Activity. Determine the number of lines of the records below that include "Concentration". Respond with the number and no other text.

Data provided.

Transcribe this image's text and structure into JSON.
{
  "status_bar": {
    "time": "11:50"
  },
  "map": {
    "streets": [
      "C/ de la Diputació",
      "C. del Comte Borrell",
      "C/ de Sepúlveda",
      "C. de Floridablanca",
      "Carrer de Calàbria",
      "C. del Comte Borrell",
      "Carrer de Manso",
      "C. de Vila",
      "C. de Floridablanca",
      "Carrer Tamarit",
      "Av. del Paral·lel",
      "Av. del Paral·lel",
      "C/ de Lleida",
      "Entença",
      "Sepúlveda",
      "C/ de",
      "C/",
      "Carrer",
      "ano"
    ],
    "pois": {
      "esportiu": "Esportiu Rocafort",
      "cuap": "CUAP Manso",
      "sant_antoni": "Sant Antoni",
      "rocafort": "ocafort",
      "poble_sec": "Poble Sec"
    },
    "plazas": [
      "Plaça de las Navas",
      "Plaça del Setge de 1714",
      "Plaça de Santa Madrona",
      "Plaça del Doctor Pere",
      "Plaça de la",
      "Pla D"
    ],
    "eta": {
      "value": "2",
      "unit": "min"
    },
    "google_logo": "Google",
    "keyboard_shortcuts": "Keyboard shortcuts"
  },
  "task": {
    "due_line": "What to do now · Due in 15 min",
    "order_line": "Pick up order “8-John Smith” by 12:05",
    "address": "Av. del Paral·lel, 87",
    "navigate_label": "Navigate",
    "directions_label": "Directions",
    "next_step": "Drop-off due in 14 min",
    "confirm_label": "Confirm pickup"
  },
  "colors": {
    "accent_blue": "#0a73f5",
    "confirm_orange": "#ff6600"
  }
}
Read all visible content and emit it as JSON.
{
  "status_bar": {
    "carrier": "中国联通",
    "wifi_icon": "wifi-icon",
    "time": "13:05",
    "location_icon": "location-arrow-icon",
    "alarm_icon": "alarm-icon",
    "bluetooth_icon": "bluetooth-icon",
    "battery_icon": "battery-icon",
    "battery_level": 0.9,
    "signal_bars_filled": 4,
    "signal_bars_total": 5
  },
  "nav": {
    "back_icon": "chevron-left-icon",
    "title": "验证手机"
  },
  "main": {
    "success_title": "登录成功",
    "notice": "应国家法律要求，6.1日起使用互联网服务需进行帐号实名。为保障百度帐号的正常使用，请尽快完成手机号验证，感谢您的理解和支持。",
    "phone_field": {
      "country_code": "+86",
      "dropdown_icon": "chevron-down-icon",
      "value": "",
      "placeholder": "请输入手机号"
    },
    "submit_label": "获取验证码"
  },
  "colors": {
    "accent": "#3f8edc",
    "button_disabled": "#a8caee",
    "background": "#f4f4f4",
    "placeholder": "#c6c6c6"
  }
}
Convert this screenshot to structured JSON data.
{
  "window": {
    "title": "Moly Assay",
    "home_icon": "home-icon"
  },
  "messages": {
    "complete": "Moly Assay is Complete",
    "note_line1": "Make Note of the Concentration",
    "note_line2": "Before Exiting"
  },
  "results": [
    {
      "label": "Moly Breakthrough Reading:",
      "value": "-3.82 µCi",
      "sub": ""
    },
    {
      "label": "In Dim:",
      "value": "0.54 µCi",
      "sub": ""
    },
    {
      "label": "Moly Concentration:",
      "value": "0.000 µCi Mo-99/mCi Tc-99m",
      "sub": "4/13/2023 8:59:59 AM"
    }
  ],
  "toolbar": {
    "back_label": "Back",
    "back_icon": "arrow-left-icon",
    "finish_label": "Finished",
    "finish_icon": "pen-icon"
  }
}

Exercise response. 2